- China bought 1.46 trillion yen ($13.8 billion) in medium to long-term Japanese government bonds on a net basis between April and July. That was 3.6 times more than the same period last year.
- In the same period, the U.S. increased its purchases by only 30%, in comparison. Europe, meanwhile, sold off 3 trillion yen worth of JGBs.
- Yields on such bonds are near zero, making them an unlikely option as an investment. But analysts told CNBC there are other reasons why China would want to buy those bonds.
SINGAPORE — China’s recent purchase of Japanese government bonds surged to the highest level in more than three years – as the country more than tripled its holdings between April and July this year, compared to the previous year.
During those three months in 2020, China bought 1.46 trillion yen ($13.8 billion) of medium- to long-term JGBs on a net basis, according to Japanese media Nikkei, which cited data from Japan’s finance ministry and its central bank. That was 3.6 times more than the same period last year.
In comparison, the U.S. increased its purchases by only 30% in the same period, that data reportedly showed. Europe, meanwhile, sold off 3 trillion yen worth of JGBs, according to Nikkei.
Yields on JGBs are around zero, making them an unlikely option as an investment since the returns are comparatively low.
But analysts told CNBC there could be other reasons why China would want to buy those bonds.
“One of the odd things about the current environment is that JGBs are no longer an obviously unattractive fixed income security, depending on the currency you are funding the purchase in,” said Ross Hutchison, investment director of global fixed income at Aberdeen Standard Investments.
For instance, China can actually earn more on the investment by buying 30-year JGBs in the Japanese yen and swapping their currency exposure back into U.S. dollars, said Hutchison. It can pick up an additional 0.56% by doing so, according to him. Longer term bonds typically have higher yields as investors need to take on higher risks for holding on to them for a longer period of time.
The practice of a currency swap is when two parties exchange an equivalent amount of money with each other in different currencies, in order to protect themselves from further exposure to exchange rate risk, for instance.

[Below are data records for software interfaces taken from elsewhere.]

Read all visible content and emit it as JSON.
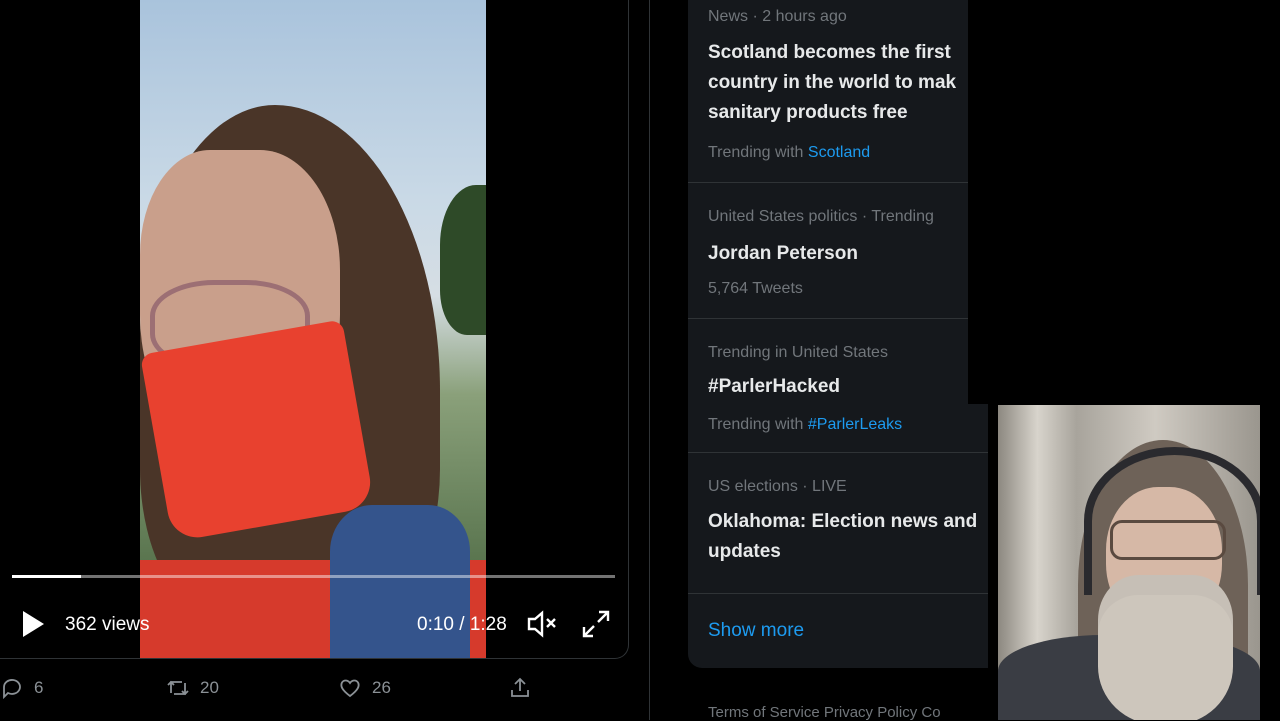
{
  "video": {
    "views": "362 views",
    "time": "0:10 / 1:28",
    "progress_fraction": 0.115
  },
  "tweet_actions": {
    "replies": "6",
    "retweets": "20",
    "likes": "26"
  },
  "trends": [
    {
      "meta": "News · 2 hours ago",
      "title": "Scotland becomes the first\ncountry in the world to mak\nsanitary products free",
      "sub_prefix": "Trending with ",
      "sub_link": "Scotland"
    },
    {
      "meta": "United States politics · Trending",
      "title": "Jordan Peterson",
      "sub_prefix": "5,764 Tweets",
      "sub_link": ""
    },
    {
      "meta": "Trending in United States",
      "title": "#ParlerHacked",
      "sub_prefix": "Trending with ",
      "sub_link": "#ParlerLeaks"
    },
    {
      "meta": "US elections · LIVE",
      "title": "Oklahoma: Election news and\nupdates",
      "sub_prefix": "",
      "sub_link": ""
    }
  ],
  "show_more": "Show more",
  "footer": "Terms of Service   Privacy Policy   Co",
  "icons": {
    "play": "play-icon",
    "volume": "volume-icon",
    "fullscreen": "fullscreen-icon",
    "reply": "reply-icon",
    "retweet": "retweet-icon",
    "like": "heart-icon",
    "share": "share-icon"
  },
  "colors": {
    "link": "#1d9bf0",
    "panel": "#15181c",
    "muted": "#71767b"
  }
}
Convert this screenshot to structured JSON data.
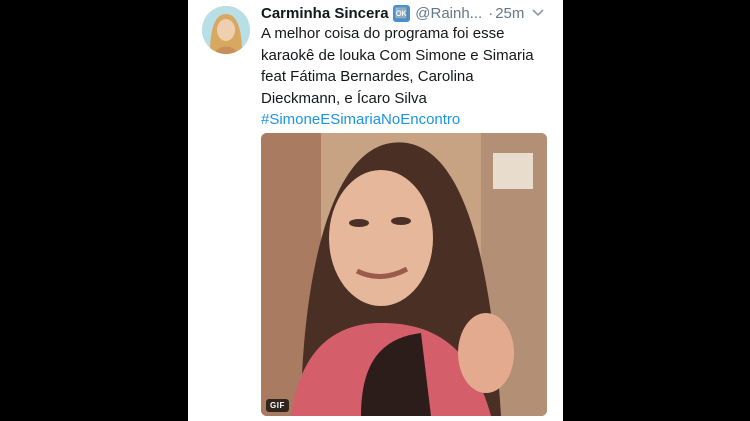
{
  "tweet": {
    "author_name": "Carminha Sincera",
    "verified_emoji": "🆗",
    "handle": "@Rainh...",
    "separator": "·",
    "time_ago": "25m",
    "text": "A melhor coisa do programa foi esse karaokê de louka Com Simone e Simaria feat Fátima Bernardes, Carolina Dieckmann, e Ícaro Silva",
    "hashtag": "#SimoneESimariaNoEncontro"
  },
  "media": {
    "badge": "GIF"
  },
  "colors": {
    "background": "#000000",
    "card": "#ffffff",
    "hashtag": "#1b95e0",
    "secondary_text": "#657786"
  }
}
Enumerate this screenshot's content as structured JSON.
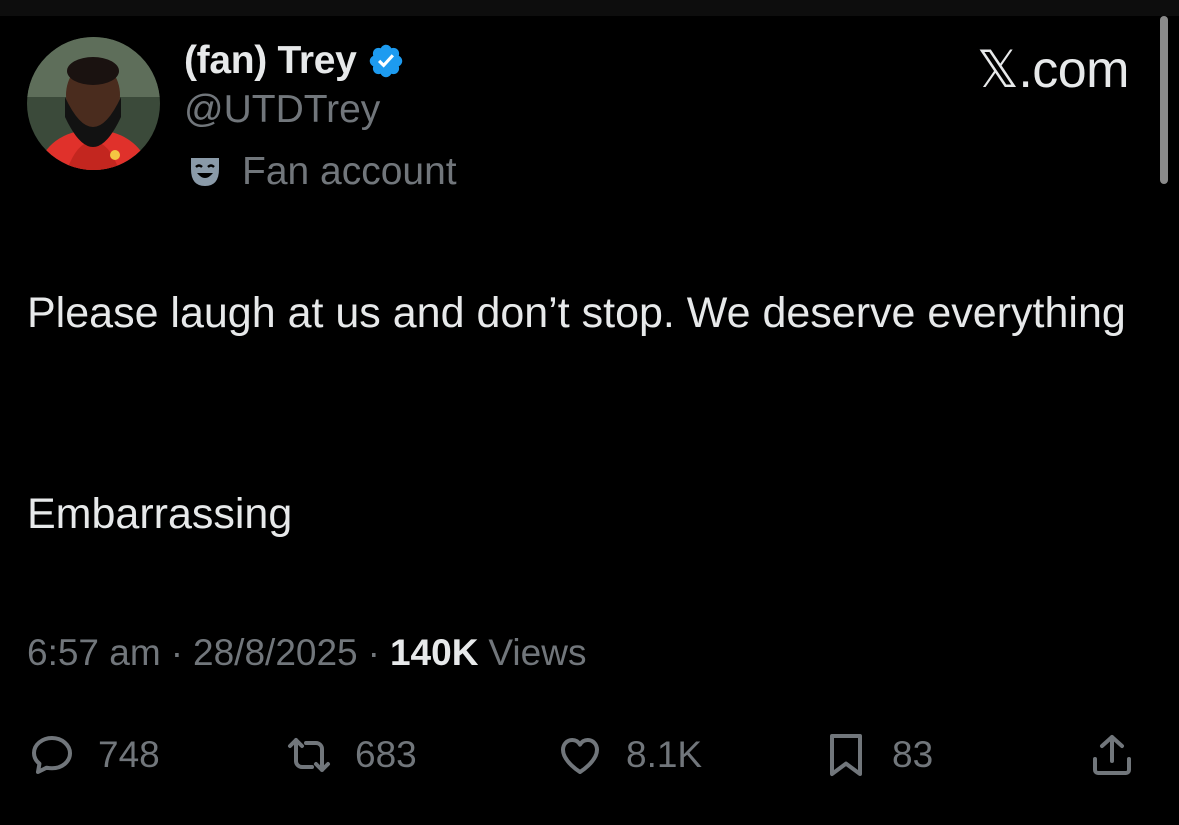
{
  "brand": "𝕏.com",
  "profile": {
    "display_name": "(fan) Trey",
    "handle": "@UTDTrey",
    "label": "Fan account",
    "verified_icon": "verified-badge-icon",
    "label_icon": "theater-mask-icon",
    "accent_color": "#1d9bf0"
  },
  "tweet": {
    "line1": "Please laugh at us and don’t stop. We deserve everything",
    "line2": "Embarrassing"
  },
  "meta": {
    "time": "6:57 am",
    "date": "28/8/2025",
    "separator": "·",
    "views_count": "140K",
    "views_label": "Views"
  },
  "actions": {
    "replies": "748",
    "reposts": "683",
    "likes": "8.1K",
    "bookmarks": "83"
  }
}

“Many reserve managers buy JGBs and then swap or hedge the currency back into dollars, earning an additional ‘basis’ premium,” said David Nowakowski, a senior strategist of multi-asset and macro at Aviva Investors.
It’s also possible that China may be trying to manage the appreciation of the yuan, as the Chinese currency spiked against the Japanese yen in June, Hutchison pointed out. Selling off the yuan to buy JGBs, which are denominated in yen, could help to curb some of that appreciation.
The yuan has also broadly spiked against the U.S. dollar this year, as the Chinese economy gathers momentum again after what may have been the worst of the coronavirus pandemic.
Another factor is that in comparison to its global counterparts, Japanese government bonds do not have the lowest yields, Nowakowski said.
“Even with a zero yield — in fact JGB yields are slightly below 0% — Japan’s bond market is more attractive than many other countries’ bonds, with Sweden, Switzerland, and core Eurozone countries all having deeply negative yields,” he said.
Treasury yields globally this year have gone down as investors flocked to the safety of government bonds amid the worsening pandemic. As prices go up, yields fall as they move inversely to each other.